Gather all lines with "JSON" from the records.

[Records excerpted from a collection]
****************

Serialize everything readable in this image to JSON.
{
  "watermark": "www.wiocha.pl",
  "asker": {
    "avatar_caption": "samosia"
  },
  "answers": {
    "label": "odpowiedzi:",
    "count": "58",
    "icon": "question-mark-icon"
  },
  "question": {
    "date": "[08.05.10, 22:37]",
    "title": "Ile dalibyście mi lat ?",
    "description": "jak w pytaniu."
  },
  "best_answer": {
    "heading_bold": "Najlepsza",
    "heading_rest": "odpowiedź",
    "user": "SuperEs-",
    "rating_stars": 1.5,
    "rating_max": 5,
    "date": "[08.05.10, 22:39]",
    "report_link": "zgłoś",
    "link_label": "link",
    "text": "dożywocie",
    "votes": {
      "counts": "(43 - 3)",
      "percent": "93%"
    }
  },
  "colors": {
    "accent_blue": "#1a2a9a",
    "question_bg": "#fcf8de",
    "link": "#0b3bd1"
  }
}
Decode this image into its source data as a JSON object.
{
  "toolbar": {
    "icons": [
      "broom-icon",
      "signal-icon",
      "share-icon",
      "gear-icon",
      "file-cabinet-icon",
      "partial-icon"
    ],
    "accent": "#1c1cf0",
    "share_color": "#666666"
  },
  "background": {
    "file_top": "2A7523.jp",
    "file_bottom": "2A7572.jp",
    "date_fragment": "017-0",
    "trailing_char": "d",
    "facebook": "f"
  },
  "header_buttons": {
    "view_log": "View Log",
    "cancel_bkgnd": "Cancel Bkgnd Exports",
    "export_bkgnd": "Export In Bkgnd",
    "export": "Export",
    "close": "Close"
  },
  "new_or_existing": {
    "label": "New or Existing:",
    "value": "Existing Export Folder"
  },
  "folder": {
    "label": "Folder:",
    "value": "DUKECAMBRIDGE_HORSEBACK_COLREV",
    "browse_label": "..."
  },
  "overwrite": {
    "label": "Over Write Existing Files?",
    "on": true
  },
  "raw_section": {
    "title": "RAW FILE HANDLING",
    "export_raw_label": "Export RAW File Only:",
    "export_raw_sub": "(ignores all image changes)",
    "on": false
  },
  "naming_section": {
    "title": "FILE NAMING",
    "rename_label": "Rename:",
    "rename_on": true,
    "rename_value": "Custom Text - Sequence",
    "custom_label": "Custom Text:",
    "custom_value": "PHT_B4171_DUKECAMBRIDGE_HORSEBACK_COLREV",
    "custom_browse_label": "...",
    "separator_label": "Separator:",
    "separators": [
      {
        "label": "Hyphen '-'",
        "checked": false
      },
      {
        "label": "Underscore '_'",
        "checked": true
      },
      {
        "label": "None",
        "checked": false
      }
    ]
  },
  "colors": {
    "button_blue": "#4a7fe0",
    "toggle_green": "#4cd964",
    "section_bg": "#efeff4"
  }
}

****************

Answer to the problem:
Serialize everything readable in this image to JSON.
Decode this image into its source data as a JSON object.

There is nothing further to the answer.